• [Records for the exercise]:
-*-

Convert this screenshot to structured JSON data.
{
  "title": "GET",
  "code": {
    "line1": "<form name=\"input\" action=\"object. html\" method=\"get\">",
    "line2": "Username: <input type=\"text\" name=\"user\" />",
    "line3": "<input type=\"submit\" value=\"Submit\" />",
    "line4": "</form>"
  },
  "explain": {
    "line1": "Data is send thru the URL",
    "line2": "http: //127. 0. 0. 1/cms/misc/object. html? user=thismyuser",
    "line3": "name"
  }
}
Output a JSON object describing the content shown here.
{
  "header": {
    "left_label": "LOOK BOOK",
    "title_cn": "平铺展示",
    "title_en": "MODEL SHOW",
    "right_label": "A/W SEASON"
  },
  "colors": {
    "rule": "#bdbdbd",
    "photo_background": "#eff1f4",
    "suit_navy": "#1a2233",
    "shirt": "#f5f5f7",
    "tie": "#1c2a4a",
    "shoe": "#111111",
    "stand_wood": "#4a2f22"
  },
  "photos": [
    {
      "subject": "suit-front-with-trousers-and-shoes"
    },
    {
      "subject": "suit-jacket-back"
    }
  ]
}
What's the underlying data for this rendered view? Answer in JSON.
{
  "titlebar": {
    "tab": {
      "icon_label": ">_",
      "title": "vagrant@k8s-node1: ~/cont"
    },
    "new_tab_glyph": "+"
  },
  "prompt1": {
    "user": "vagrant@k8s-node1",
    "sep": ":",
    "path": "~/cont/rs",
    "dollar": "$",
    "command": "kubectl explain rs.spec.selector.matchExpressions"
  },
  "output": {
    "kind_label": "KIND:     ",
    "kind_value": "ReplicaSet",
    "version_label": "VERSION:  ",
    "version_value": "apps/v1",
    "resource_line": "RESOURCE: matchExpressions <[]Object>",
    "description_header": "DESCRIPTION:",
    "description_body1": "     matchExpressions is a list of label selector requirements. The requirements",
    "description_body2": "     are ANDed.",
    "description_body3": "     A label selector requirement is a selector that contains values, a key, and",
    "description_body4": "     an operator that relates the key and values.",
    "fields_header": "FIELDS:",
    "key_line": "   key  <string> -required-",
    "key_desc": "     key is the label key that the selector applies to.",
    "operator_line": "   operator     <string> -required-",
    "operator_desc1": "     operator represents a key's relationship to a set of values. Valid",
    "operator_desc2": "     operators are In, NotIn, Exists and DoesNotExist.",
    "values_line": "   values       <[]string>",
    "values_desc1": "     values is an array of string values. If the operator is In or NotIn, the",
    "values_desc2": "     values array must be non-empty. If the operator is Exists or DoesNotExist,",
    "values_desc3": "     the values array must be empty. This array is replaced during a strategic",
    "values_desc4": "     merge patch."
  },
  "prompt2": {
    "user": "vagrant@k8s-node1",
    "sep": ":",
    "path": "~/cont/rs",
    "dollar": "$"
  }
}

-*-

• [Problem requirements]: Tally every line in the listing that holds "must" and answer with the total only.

• [Task output]: 2